Tonally, it’s more Gen­ndy Tar­takovsky or The Lego Movie than Pixar/ Dis­ney – fast- paced, slap­stick and fizzing with ideas. It’s a shame, in this day and age, that the lead fe­male char­ac­ter – ass- kick­ing kung fu set­piece notwith­stand­ing – ba­si­cally sits around wait­ing for some­one to marry, but that aside, viva El Li­bro De La Vida!

The DVD has a direc­tor’s com­men­tary, “The Ad­ven­tures Of Chuy” ( a three- minute an­i­mated short by Gu­tier­rez), a com­pi­la­tion of mu­si­cal high­lights from the film ( 25 min­utes), a mu­sic video and gal­leries. The Blu- ray ( rated) adds three fea­turettes ( 29 min­utes). Dave Golder Fa­mous Span­ish tenor Plá­cido Domingo voices Skele­ton Jorge, a dead bull­fighter with a se­cret de­sire to be an opera singer.

Re­lease Date: 9 Fe­bru­ary

2013 | 15 | DVD Direc­tor: David Frazee Cast: Ty Ols­son, Pa­trick Gal­lagher, Michelle Har­ri­son, Christine Horne

Sur­vival Code

made its gog­gle­box de­but two years ago – ex­cept it wasn’t called Sur­vival Code then. The more al­lur­ingly mon­ick­ered Bo­re­alis was orig­i­nally a pi­lot for a never- pickedup Canadian TV se­ries that pitched it­self as a fu­tur­is­tic Dead­wood, or an earthly Star Trek: Deep Space Nine. Now it ar­rives on this side of the pond, with an ag­o­nis­ingly generic Syfy movie- like ti­tle and a DVD cover that makes it look like Andy McNab has fi­nally gone genre.

Set in 2045, Bo­re­alis ( let’s call it that, okay? None of this Sur­vival Code silli­ness) fo­cuses on an Arc­tic town in an area where Rus­sians, Cana­di­ans, Nor­we­gians and the League of Na­tions are all try­ing to claim sovereignty. By this time the ice cap is melt­ing, and the town of Bo­re­alis is home to the last un­tapped oil, gas and min­eral de­posits on the planet.

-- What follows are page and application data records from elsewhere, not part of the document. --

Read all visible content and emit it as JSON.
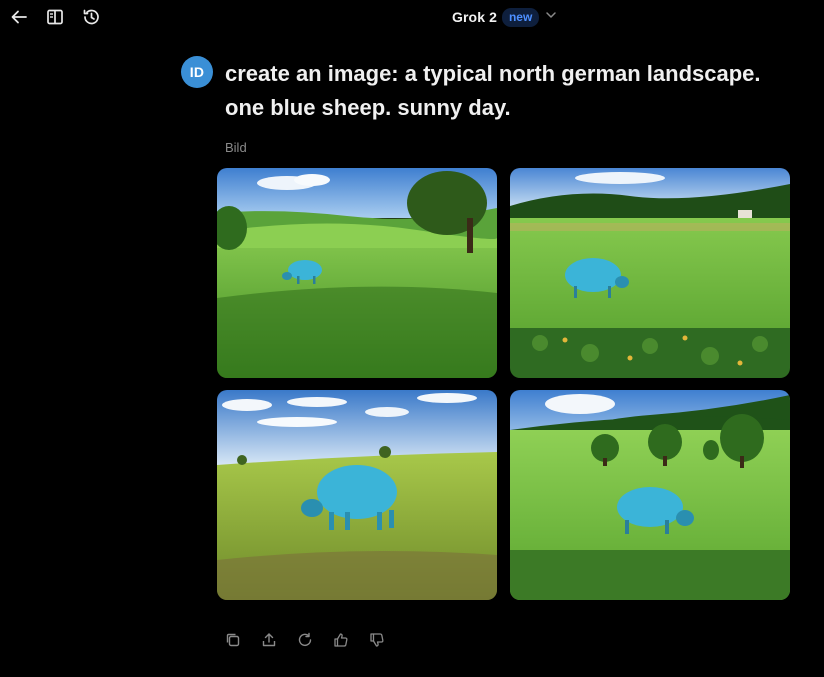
{
  "header": {
    "model_name": "Grok 2",
    "badge": "new",
    "icons": [
      "back-arrow-icon",
      "sidebar-toggle-icon",
      "history-icon",
      "chevron-down-icon"
    ]
  },
  "message": {
    "avatar_initials": "ID",
    "avatar_color": "#3a8fd6",
    "prompt": "create an image: a typical north german landscape. one blue sheep. sunny day."
  },
  "response": {
    "label": "Bild",
    "images": [
      {
        "alt": "generated image 1"
      },
      {
        "alt": "generated image 2"
      },
      {
        "alt": "generated image 3"
      },
      {
        "alt": "generated image 4"
      }
    ],
    "actions": [
      "copy-icon",
      "share-icon",
      "regenerate-icon",
      "thumbs-up-icon",
      "thumbs-down-icon"
    ]
  },
  "colors": {
    "background": "#000000",
    "badge_text": "#4d8fff",
    "badge_bg": "#0e1f3d",
    "sheep": "#3bb4d8"
  }
}
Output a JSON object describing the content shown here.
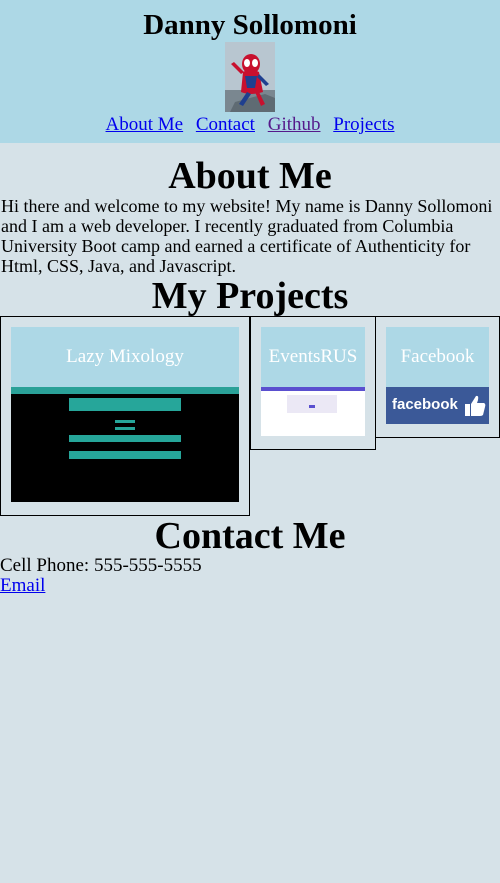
{
  "header": {
    "title": "Danny Sollomoni",
    "nav": [
      "About Me",
      "Contact",
      "Github",
      "Projects"
    ]
  },
  "about": {
    "heading": "About Me",
    "text": "Hi there and welcome to my website! My name is Danny Sollomoni and I am a web developer. I recently graduated from Columbia University Boot camp and earned a certificate of Authenticity for Html, CSS, Java, and Javascript."
  },
  "projects": {
    "heading": "My Projects",
    "items": [
      {
        "title": "Lazy Mixology"
      },
      {
        "title": "EventsRUS"
      },
      {
        "title": "Facebook",
        "logo_text": "facebook"
      }
    ]
  },
  "contact": {
    "heading": "Contact Me",
    "phone": "Cell Phone: 555-555-5555",
    "email_label": "Email"
  },
  "colors": {
    "header_bg": "#add8e6",
    "page_bg": "#d6e2e8",
    "link": "#0000ee",
    "visited_link": "#551a8b"
  }
}
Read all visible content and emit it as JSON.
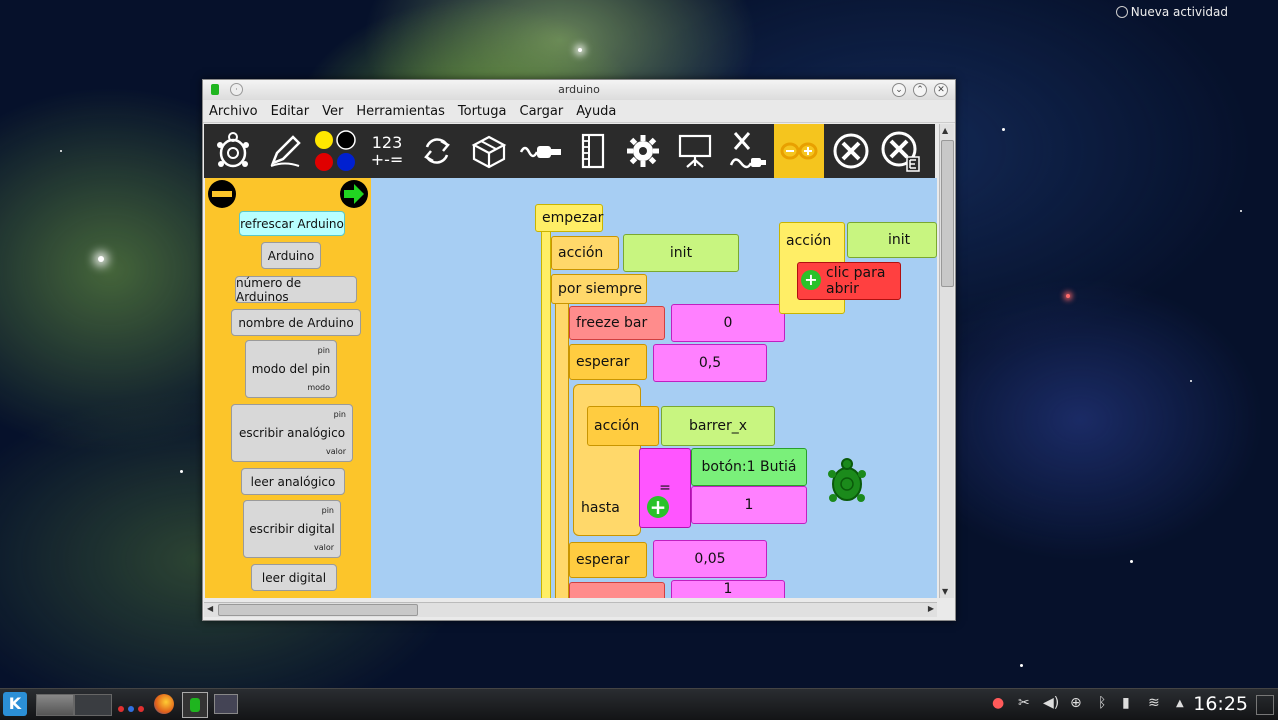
{
  "desktop": {
    "notification": "Nueva actividad"
  },
  "window": {
    "title": "arduino",
    "menu": [
      "Archivo",
      "Editar",
      "Ver",
      "Herramientas",
      "Tortuga",
      "Cargar",
      "Ayuda"
    ]
  },
  "toolbar": {
    "numbers_label_top": "123",
    "numbers_label_bottom": "+-=",
    "tools": [
      "turtle",
      "pen",
      "colors",
      "numbers",
      "flow",
      "boxes",
      "sensors",
      "media",
      "extras",
      "projector",
      "butia",
      "arduino",
      "stop",
      "stop-erase"
    ]
  },
  "palette": {
    "blocks": [
      {
        "label": "refrescar Arduino"
      },
      {
        "label": "Arduino"
      },
      {
        "label": "número de Arduinos"
      },
      {
        "label": "nombre de Arduino"
      },
      {
        "label": "modo del pin",
        "tag1": "pin",
        "tag2": "modo"
      },
      {
        "label": "escribir analógico",
        "tag1": "pin",
        "tag2": "valor"
      },
      {
        "label": "leer analógico"
      },
      {
        "label": "escribir digital",
        "tag1": "pin",
        "tag2": "valor"
      },
      {
        "label": "leer digital"
      }
    ]
  },
  "canvas": {
    "start": "empezar",
    "action1": "acción",
    "init1": "init",
    "forever": "por siempre",
    "freeze_bar": "freeze bar",
    "zero": "0",
    "wait1": "esperar",
    "half": "0,5",
    "action2": "acción",
    "sweep": "barrer_x",
    "until": "hasta",
    "equals": "=",
    "button": "botón:1 Butiá",
    "one": "1",
    "wait2": "esperar",
    "small": "0,05",
    "bottom_val": "1",
    "action3": "acción",
    "init2": "init",
    "click_open": "clic para abrir"
  },
  "taskbar": {
    "clock": "16:25"
  },
  "colors": {
    "palette_bg": "#fcc52a",
    "canvas_bg": "#a7cef3",
    "toolbar_bg": "#2b2b2b",
    "active_tool": "#f5c51e"
  }
}
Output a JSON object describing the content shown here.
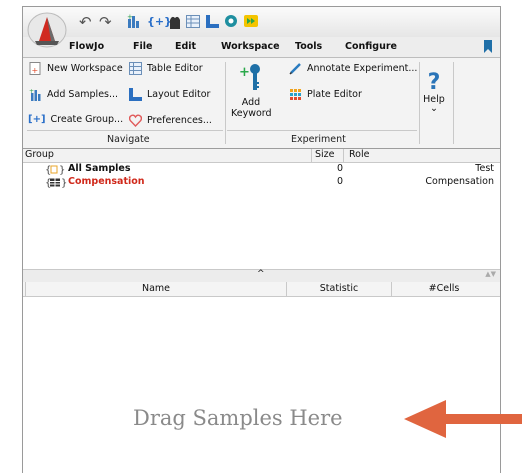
{
  "menu_tabs": [
    "FlowJo",
    "File",
    "Edit",
    "Workspace",
    "Tools",
    "Configure"
  ],
  "navigate": {
    "group_label": "Navigate",
    "new_workspace": "New Workspace",
    "add_samples": "Add Samples...",
    "create_group": "Create Group...",
    "table_editor": "Table Editor",
    "layout_editor": "Layout Editor",
    "preferences": "Preferences..."
  },
  "experiment": {
    "group_label": "Experiment",
    "add_keyword_line1": "Add",
    "add_keyword_line2": "Keyword",
    "annotate": "Annotate Experiment...",
    "plate_editor": "Plate Editor"
  },
  "help": {
    "label": "Help",
    "chevron": "⌄"
  },
  "group_table": {
    "headers": {
      "group": "Group",
      "size": "Size",
      "role": "Role"
    },
    "rows": [
      {
        "name": "All Samples",
        "size": "0",
        "role": "Test",
        "color": "#111111"
      },
      {
        "name": "Compensation",
        "size": "0",
        "role": "Compensation",
        "color": "#d0291b"
      }
    ]
  },
  "splitter_caret": "^",
  "sample_table": {
    "headers": {
      "name": "Name",
      "statistic": "Statistic",
      "cells": "#Cells"
    }
  },
  "drop_hint": "Drag Samples Here",
  "colors": {
    "accent_red": "#d0291b",
    "arrow": "#e0653f"
  }
}
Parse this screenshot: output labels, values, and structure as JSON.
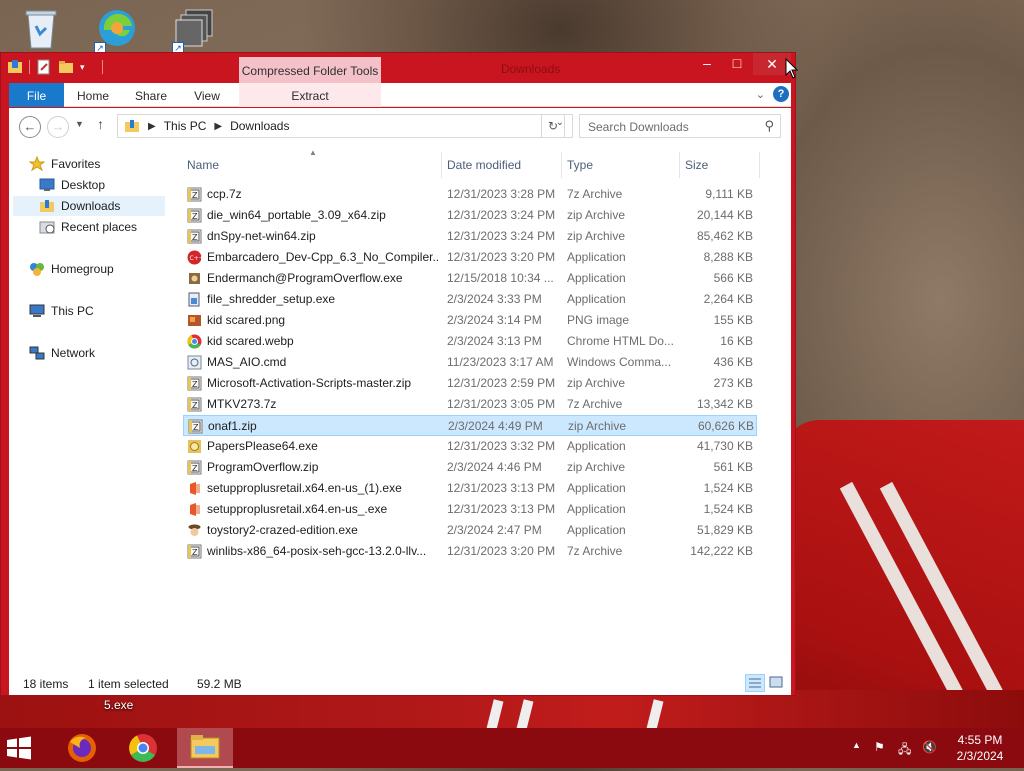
{
  "window": {
    "context_tab": "Compressed Folder Tools",
    "title": "Downloads",
    "close_glyph": "✕"
  },
  "ribbon": {
    "tabs": [
      "File",
      "Home",
      "Share",
      "View",
      "Extract"
    ]
  },
  "address": {
    "crumbs": [
      "This PC",
      "Downloads"
    ],
    "search_placeholder": "Search Downloads"
  },
  "nav": {
    "favorites": "Favorites",
    "desktop": "Desktop",
    "downloads": "Downloads",
    "recent": "Recent places",
    "homegroup": "Homegroup",
    "thispc": "This PC",
    "network": "Network"
  },
  "columns": [
    "Name",
    "Date modified",
    "Type",
    "Size"
  ],
  "files": [
    {
      "name": "ccp.7z",
      "date": "12/31/2023 3:28 PM",
      "type": "7z Archive",
      "size": "9,111 KB",
      "icon": "archive-icon"
    },
    {
      "name": "die_win64_portable_3.09_x64.zip",
      "date": "12/31/2023 3:24 PM",
      "type": "zip Archive",
      "size": "20,144 KB",
      "icon": "archive-icon"
    },
    {
      "name": "dnSpy-net-win64.zip",
      "date": "12/31/2023 3:24 PM",
      "type": "zip Archive",
      "size": "85,462 KB",
      "icon": "archive-icon"
    },
    {
      "name": "Embarcadero_Dev-Cpp_6.3_No_Compiler...",
      "date": "12/31/2023 3:20 PM",
      "type": "Application",
      "size": "8,288 KB",
      "icon": "devcpp-icon"
    },
    {
      "name": "Endermanch@ProgramOverflow.exe",
      "date": "12/15/2018 10:34 ...",
      "type": "Application",
      "size": "566 KB",
      "icon": "app-icon"
    },
    {
      "name": "file_shredder_setup.exe",
      "date": "2/3/2024 3:33 PM",
      "type": "Application",
      "size": "2,264 KB",
      "icon": "setup-icon"
    },
    {
      "name": "kid scared.png",
      "date": "2/3/2024 3:14 PM",
      "type": "PNG image",
      "size": "155 KB",
      "icon": "image-icon"
    },
    {
      "name": "kid scared.webp",
      "date": "2/3/2024 3:13 PM",
      "type": "Chrome HTML Do...",
      "size": "16 KB",
      "icon": "chrome-icon"
    },
    {
      "name": "MAS_AIO.cmd",
      "date": "11/23/2023 3:17 AM",
      "type": "Windows Comma...",
      "size": "436 KB",
      "icon": "cmd-icon"
    },
    {
      "name": "Microsoft-Activation-Scripts-master.zip",
      "date": "12/31/2023 2:59 PM",
      "type": "zip Archive",
      "size": "273 KB",
      "icon": "archive-icon"
    },
    {
      "name": "MTKV273.7z",
      "date": "12/31/2023 3:05 PM",
      "type": "7z Archive",
      "size": "13,342 KB",
      "icon": "archive-icon"
    },
    {
      "name": "onaf1.zip",
      "date": "2/3/2024 4:49 PM",
      "type": "zip Archive",
      "size": "60,626 KB",
      "icon": "archive-icon",
      "selected": true
    },
    {
      "name": "PapersPlease64.exe",
      "date": "12/31/2023 3:32 PM",
      "type": "Application",
      "size": "41,730 KB",
      "icon": "papers-icon"
    },
    {
      "name": "ProgramOverflow.zip",
      "date": "2/3/2024 4:46 PM",
      "type": "zip Archive",
      "size": "561 KB",
      "icon": "archive-icon"
    },
    {
      "name": "setupproplusretail.x64.en-us_(1).exe",
      "date": "12/31/2023 3:13 PM",
      "type": "Application",
      "size": "1,524 KB",
      "icon": "office-icon"
    },
    {
      "name": "setupproplusretail.x64.en-us_.exe",
      "date": "12/31/2023 3:13 PM",
      "type": "Application",
      "size": "1,524 KB",
      "icon": "office-icon"
    },
    {
      "name": "toystory2-crazed-edition.exe",
      "date": "2/3/2024 2:47 PM",
      "type": "Application",
      "size": "51,829 KB",
      "icon": "toystory-icon"
    },
    {
      "name": "winlibs-x86_64-posix-seh-gcc-13.2.0-llv...",
      "date": "12/31/2023 3:20 PM",
      "type": "7z Archive",
      "size": "142,222 KB",
      "icon": "archive-icon"
    }
  ],
  "status": {
    "items": "18 items",
    "selected": "1 item selected",
    "size": "59.2 MB"
  },
  "desktop_label": "5.exe",
  "clock": {
    "time": "4:55 PM",
    "date": "2/3/2024"
  },
  "colors": {
    "window_frame": "#c9151f",
    "ribbon_file": "#1979ca",
    "selection": "#cce8ff",
    "taskbar": "#8a0a10"
  }
}
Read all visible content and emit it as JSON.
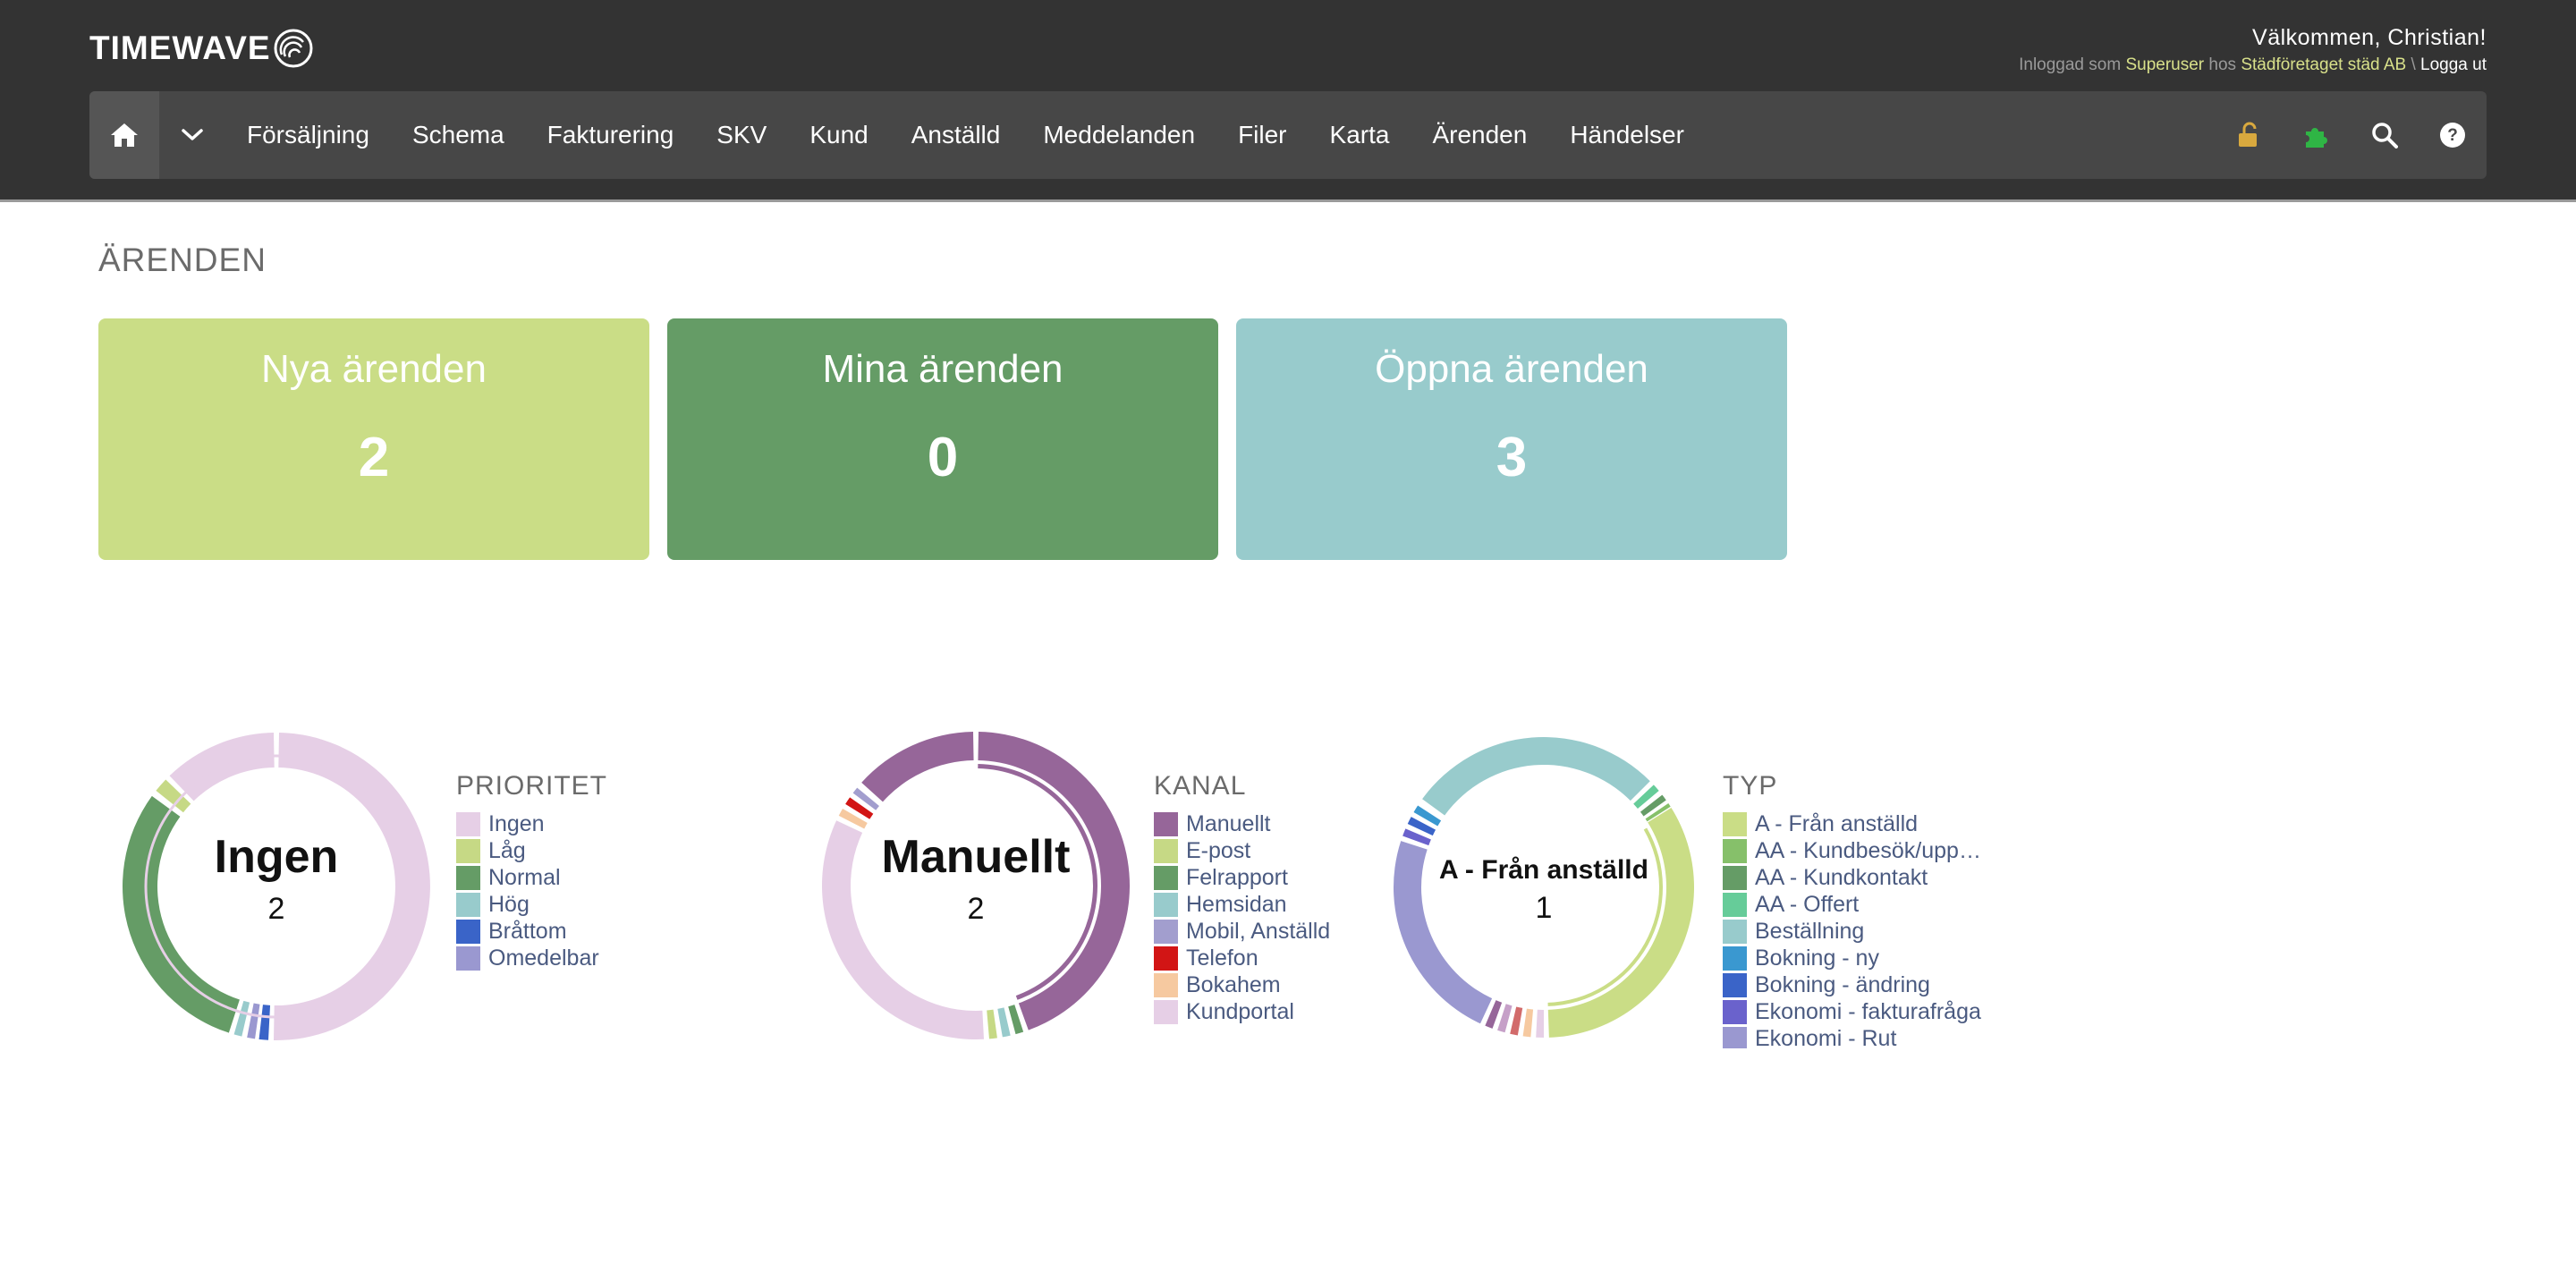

There’s a lot to love in this one- shot, and a lot to mourn. It sets up a po­lit­i­cally com­plex world and lines up a gag­gle of morally grey and con­flicted char­ac­ters. It feels des­per­ately over­crowded though, with few of those char­ac­ters given enough space to make a firm im­pres­sion. No doubt a full sea­son would have filled them all out, but in a sin­gle 90- minute blast it feels a tad over­whelm­ing.

De­spite wear­ing its sci- fi lightly, Bo­re­alis is def­i­nitely worth a gan­der. Pre­pare to ask your­self, “What­ever came over the ex­ecs to put the ki­bosh on this one?”

None. Steve O’Brien Star Ty Ols­son says SPACE wanted to pick up the se­ries, but it didn’t hap­pen due to changes at the net­work’s par­ent com­pany.

It’ll drive you up the wall.

Yeah, but it’s not a Com­modore 64.

Maud’s cof­fee morn­ings got in­creas­ingly bizarre.

Newspapers in English

Newspapers from Australia

© PressReader. All rights reserved.